Word for word, return the entries listed below.

━━━━━━━━━━

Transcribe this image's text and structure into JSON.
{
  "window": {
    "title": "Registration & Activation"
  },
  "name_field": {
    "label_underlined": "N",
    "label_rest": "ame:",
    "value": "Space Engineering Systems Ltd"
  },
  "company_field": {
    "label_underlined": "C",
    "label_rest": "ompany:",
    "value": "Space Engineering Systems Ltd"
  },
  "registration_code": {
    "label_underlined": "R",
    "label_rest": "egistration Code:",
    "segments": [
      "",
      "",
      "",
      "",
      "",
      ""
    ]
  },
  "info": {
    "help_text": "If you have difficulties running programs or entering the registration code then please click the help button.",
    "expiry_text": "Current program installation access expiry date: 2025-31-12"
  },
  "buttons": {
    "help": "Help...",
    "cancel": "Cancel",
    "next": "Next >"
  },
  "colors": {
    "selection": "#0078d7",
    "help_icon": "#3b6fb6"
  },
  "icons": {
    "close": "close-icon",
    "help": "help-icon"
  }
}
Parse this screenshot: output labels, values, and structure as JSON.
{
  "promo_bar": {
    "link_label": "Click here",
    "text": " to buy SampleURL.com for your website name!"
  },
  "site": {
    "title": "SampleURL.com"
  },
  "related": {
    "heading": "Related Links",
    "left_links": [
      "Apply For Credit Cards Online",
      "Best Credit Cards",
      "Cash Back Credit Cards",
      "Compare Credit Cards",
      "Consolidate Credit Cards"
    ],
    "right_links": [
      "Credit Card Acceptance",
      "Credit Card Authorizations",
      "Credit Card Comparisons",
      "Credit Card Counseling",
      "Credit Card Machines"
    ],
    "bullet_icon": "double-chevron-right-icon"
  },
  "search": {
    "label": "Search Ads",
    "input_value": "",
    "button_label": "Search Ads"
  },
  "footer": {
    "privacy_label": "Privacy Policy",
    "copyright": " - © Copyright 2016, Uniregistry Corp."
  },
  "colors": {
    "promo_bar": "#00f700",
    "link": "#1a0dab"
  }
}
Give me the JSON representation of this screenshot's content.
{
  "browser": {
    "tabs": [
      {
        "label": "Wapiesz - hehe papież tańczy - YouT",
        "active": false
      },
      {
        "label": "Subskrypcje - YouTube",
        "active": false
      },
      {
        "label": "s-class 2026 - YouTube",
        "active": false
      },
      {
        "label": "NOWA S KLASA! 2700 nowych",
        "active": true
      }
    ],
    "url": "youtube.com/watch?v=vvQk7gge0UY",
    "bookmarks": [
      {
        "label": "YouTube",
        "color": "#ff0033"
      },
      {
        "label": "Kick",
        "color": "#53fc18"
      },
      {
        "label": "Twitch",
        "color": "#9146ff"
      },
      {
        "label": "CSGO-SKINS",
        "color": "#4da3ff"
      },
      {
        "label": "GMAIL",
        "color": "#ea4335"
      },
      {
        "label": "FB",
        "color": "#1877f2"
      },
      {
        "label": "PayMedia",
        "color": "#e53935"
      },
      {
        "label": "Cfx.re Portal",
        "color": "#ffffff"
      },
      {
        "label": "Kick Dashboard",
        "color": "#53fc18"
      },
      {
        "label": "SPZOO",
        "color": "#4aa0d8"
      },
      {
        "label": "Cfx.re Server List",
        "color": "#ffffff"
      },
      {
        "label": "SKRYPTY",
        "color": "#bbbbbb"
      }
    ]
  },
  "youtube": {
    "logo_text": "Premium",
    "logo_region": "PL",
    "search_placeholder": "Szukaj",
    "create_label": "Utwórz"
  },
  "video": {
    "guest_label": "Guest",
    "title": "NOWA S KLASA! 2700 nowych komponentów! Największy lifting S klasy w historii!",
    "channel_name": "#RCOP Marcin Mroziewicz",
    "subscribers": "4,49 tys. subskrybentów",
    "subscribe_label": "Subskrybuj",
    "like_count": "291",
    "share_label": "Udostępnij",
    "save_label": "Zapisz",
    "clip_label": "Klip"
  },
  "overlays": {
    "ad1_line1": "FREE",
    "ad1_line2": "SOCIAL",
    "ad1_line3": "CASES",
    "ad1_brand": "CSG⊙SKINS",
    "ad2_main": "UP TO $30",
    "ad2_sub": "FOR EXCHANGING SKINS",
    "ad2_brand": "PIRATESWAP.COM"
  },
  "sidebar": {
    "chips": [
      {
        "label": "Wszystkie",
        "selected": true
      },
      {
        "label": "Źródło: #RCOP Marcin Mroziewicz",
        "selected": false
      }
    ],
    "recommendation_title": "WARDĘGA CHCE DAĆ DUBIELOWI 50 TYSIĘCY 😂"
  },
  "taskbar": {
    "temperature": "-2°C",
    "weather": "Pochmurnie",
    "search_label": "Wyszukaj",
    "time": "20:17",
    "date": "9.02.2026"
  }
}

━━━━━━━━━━

[Response to the task]
Transcribe this image's text and structure into JSON.
{
  "window": {
    "title": "Registration & Activation"
  },
  "name_field": {
    "label_underlined": "N",
    "label_rest": "ame:",
    "value": "Space Engineering Systems Ltd"
  },
  "company_field": {
    "label_underlined": "C",
    "label_rest": "ompany:",
    "value": "Space Engineering Systems Ltd"
  },
  "registration_code": {
    "label_underlined": "R",
    "label_rest": "egistration Code:",
    "segments": [
      "",
      "",
      "",
      "",
      "",
      ""
    ]
  },
  "info": {
    "help_text": "If you have difficulties running programs or entering the registration code then please click the help button.",
    "expiry_text": "Current program installation access expiry date: 2025-31-12"
  },
  "buttons": {
    "help": "Help...",
    "cancel": "Cancel",
    "next": "Next >"
  },
  "colors": {
    "selection": "#0078d7",
    "help_icon": "#3b6fb6"
  },
  "icons": {
    "close": "close-icon",
    "help": "help-icon"
  }
}
Parse this screenshot: output labels, values, and structure as JSON.
{
  "promo_bar": {
    "link_label": "Click here",
    "text": " to buy SampleURL.com for your website name!"
  },
  "site": {
    "title": "SampleURL.com"
  },
  "related": {
    "heading": "Related Links",
    "left_links": [
      "Apply For Credit Cards Online",
      "Best Credit Cards",
      "Cash Back Credit Cards",
      "Compare Credit Cards",
      "Consolidate Credit Cards"
    ],
    "right_links": [
      "Credit Card Acceptance",
      "Credit Card Authorizations",
      "Credit Card Comparisons",
      "Credit Card Counseling",
      "Credit Card Machines"
    ],
    "bullet_icon": "double-chevron-right-icon"
  },
  "search": {
    "label": "Search Ads",
    "input_value": "",
    "button_label": "Search Ads"
  },
  "footer": {
    "privacy_label": "Privacy Policy",
    "copyright": " - © Copyright 2016, Uniregistry Corp."
  },
  "colors": {
    "promo_bar": "#00f700",
    "link": "#1a0dab"
  }
}
Give me the JSON representation of this screenshot's content.
{
  "browser": {
    "tabs": [
      {
        "label": "Wapiesz - hehe papież tańczy - YouT",
        "active": false
      },
      {
        "label": "Subskrypcje - YouTube",
        "active": false
      },
      {
        "label": "s-class 2026 - YouTube",
        "active": false
      },
      {
        "label": "NOWA S KLASA! 2700 nowych",
        "active": true
      }
    ],
    "url": "youtube.com/watch?v=vvQk7gge0UY",
    "bookmarks": [
      {
        "label": "YouTube",
        "color": "#ff0033"
      },
      {
        "label": "Kick",
        "color": "#53fc18"
      },
      {
        "label": "Twitch",
        "color": "#9146ff"
      },
      {
        "label": "CSGO-SKINS",
        "color": "#4da3ff"
      },
      {
        "label": "GMAIL",
        "color": "#ea4335"
      },
      {
        "label": "FB",
        "color": "#1877f2"
      },
      {
        "label": "PayMedia",
        "color": "#e53935"
      },
      {
        "label": "Cfx.re Portal",
        "color": "#ffffff"
      },
      {
        "label": "Kick Dashboard",
        "color": "#53fc18"
      },
      {
        "label": "SPZOO",
        "color": "#4aa0d8"
      },
      {
        "label": "Cfx.re Server List",
        "color": "#ffffff"
      },
      {
        "label": "SKRYPTY",
        "color": "#bbbbbb"
      }
    ]
  },
  "youtube": {
    "logo_text": "Premium",
    "logo_region": "PL",
    "search_placeholder": "Szukaj",
    "create_label": "Utwórz"
  },
  "video": {
    "guest_label": "Guest",
    "title": "NOWA S KLASA! 2700 nowych komponentów! Największy lifting S klasy w historii!",
    "channel_name": "#RCOP Marcin Mroziewicz",
    "subscribers": "4,49 tys. subskrybentów",
    "subscribe_label": "Subskrybuj",
    "like_count": "291",
    "share_label": "Udostępnij",
    "save_label": "Zapisz",
    "clip_label": "Klip"
  },
  "overlays": {
    "ad1_line1": "FREE",
    "ad1_line2": "SOCIAL",
    "ad1_line3": "CASES",
    "ad1_brand": "CSG⊙SKINS",
    "ad2_main": "UP TO $30",
    "ad2_sub": "FOR EXCHANGING SKINS",
    "ad2_brand": "PIRATESWAP.COM"
  },
  "sidebar": {
    "chips": [
      {
        "label": "Wszystkie",
        "selected": true
      },
      {
        "label": "Źródło: #RCOP Marcin Mroziewicz",
        "selected": false
      }
    ],
    "recommendation_title": "WARDĘGA CHCE DAĆ DUBIELOWI 50 TYSIĘCY 😂"
  },
  "taskbar": {
    "temperature": "-2°C",
    "weather": "Pochmurnie",
    "search_label": "Wyszukaj",
    "time": "20:17",
    "date": "9.02.2026"
  }
}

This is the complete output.